What you should do: Scan the entries below for the word "udah" and copy every line where it turns up.

Top of Supplied information

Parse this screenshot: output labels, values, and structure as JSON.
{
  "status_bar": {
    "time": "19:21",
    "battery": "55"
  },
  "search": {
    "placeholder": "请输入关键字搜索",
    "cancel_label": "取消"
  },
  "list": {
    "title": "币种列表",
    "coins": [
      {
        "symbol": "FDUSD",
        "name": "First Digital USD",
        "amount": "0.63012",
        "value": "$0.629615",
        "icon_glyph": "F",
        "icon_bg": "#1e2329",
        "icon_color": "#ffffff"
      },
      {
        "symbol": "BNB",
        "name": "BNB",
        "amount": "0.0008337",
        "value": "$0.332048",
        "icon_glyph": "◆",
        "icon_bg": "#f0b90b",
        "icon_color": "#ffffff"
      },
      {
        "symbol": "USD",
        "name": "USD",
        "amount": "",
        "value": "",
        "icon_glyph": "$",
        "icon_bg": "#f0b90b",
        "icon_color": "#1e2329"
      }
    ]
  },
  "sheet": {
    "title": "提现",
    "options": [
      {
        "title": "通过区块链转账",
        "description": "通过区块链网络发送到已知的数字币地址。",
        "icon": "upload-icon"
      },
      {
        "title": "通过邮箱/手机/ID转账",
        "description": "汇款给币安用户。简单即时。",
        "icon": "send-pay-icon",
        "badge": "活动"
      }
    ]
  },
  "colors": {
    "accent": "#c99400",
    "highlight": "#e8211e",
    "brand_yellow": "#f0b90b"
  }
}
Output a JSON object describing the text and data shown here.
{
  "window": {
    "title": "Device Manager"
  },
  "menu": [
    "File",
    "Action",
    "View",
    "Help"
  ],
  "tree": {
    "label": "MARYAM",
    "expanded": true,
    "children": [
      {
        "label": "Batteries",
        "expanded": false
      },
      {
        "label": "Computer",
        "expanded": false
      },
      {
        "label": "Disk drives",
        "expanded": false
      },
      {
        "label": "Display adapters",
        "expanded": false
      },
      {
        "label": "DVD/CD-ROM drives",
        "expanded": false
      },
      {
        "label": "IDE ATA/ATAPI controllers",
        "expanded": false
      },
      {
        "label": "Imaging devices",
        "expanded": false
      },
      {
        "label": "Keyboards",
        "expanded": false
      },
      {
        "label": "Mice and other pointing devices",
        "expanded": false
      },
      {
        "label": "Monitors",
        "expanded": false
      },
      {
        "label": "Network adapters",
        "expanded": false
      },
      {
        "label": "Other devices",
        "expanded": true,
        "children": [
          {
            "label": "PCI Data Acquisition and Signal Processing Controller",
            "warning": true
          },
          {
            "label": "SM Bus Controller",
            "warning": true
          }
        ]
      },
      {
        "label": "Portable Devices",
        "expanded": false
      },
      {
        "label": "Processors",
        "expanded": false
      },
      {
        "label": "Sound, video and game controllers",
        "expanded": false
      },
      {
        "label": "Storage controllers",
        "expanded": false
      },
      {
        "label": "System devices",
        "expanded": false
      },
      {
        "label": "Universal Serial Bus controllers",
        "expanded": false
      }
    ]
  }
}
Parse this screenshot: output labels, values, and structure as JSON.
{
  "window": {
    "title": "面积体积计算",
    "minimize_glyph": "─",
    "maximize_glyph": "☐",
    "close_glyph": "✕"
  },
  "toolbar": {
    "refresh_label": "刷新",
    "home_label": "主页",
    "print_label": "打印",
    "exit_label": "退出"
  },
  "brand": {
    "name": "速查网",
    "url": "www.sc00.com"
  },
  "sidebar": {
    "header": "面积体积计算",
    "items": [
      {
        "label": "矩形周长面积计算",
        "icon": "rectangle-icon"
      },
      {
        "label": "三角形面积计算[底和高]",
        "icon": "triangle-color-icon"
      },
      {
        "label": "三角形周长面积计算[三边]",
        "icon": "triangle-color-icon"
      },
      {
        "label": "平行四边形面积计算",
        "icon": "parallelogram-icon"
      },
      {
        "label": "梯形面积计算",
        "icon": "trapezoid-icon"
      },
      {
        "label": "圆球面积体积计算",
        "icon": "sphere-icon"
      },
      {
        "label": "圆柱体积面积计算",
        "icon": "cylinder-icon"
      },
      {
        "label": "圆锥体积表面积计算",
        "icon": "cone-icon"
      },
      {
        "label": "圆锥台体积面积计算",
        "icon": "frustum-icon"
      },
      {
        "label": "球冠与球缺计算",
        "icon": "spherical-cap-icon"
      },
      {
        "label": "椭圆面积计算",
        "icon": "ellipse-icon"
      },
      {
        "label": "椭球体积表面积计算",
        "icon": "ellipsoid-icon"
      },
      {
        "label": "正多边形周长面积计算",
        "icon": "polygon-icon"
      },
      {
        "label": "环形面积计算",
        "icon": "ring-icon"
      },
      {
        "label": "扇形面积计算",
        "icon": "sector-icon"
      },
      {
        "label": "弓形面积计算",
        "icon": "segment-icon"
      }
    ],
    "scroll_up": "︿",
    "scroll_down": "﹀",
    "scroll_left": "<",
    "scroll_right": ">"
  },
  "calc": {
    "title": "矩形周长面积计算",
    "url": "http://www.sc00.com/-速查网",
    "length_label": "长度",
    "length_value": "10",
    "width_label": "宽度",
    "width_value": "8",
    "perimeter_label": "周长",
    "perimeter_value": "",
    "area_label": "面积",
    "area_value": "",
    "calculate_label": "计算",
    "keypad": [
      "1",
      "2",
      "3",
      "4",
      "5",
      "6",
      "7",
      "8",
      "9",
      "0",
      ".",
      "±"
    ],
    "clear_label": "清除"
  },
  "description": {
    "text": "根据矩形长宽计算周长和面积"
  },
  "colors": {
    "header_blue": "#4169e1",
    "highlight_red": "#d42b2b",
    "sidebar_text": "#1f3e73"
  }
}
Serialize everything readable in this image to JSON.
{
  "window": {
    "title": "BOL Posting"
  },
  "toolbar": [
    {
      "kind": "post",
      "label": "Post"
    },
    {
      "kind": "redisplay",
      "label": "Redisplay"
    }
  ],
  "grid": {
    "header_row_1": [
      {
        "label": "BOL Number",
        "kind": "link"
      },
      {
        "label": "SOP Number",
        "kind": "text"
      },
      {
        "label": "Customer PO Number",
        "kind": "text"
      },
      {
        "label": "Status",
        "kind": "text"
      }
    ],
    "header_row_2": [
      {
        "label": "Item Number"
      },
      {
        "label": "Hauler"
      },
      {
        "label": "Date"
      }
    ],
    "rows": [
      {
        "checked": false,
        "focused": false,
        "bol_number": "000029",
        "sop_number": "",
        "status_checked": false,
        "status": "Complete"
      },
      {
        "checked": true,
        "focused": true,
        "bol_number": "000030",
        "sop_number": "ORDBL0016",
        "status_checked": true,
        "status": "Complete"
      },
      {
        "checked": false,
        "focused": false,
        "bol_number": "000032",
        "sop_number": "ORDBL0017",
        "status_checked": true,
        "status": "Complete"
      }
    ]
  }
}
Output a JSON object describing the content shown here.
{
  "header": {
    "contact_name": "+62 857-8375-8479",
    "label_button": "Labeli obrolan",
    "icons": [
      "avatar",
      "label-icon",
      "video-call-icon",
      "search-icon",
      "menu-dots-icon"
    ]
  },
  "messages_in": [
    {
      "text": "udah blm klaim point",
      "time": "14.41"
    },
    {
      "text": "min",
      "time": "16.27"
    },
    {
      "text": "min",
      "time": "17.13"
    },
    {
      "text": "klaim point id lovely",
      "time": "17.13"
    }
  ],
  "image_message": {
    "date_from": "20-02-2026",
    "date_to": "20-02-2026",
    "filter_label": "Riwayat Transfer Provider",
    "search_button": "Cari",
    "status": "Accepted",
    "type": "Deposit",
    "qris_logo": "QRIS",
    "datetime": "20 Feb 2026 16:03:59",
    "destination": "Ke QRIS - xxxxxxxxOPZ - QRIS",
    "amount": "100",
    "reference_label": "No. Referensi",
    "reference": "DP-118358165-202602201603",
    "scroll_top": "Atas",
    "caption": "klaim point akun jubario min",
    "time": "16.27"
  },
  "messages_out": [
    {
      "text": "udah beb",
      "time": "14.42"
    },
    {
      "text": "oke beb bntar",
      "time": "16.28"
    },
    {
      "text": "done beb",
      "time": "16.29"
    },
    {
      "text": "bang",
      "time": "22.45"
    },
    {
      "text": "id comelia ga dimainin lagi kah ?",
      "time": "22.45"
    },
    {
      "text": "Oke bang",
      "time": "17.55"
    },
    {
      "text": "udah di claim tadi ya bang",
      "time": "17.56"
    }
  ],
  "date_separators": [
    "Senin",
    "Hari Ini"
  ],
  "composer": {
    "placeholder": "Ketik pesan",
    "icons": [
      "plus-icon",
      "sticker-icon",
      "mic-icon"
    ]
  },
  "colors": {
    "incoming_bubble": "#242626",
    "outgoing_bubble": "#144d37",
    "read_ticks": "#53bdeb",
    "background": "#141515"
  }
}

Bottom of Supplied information

Result of the exercise:
      "text": "udah blm klaim point",
      "text": "udah beb",
      "text": "udah di claim tadi ya bang",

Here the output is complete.